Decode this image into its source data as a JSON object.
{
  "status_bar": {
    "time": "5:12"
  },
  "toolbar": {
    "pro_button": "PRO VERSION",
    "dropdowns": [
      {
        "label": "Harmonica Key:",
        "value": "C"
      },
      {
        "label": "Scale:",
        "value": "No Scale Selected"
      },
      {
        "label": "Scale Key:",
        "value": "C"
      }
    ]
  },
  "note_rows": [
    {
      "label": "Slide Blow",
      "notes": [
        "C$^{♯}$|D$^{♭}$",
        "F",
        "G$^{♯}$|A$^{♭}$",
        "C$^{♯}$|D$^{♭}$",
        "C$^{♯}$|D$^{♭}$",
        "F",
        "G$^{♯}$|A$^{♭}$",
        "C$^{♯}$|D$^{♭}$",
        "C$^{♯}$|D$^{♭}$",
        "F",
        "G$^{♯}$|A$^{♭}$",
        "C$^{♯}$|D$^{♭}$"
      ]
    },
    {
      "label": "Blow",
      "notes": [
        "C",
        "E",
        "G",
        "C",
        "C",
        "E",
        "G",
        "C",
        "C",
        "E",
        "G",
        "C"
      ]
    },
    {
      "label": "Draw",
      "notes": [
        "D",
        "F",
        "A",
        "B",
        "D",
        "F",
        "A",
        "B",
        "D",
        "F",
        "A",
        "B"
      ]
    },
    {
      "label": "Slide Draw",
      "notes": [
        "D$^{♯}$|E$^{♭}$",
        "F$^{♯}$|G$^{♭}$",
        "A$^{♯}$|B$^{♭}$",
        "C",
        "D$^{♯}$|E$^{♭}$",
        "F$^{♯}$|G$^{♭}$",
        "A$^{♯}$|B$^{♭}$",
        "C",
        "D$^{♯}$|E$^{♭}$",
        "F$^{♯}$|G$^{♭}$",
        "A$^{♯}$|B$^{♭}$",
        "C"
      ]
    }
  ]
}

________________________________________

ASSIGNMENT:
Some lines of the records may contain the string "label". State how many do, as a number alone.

RESPONSE AREA:
7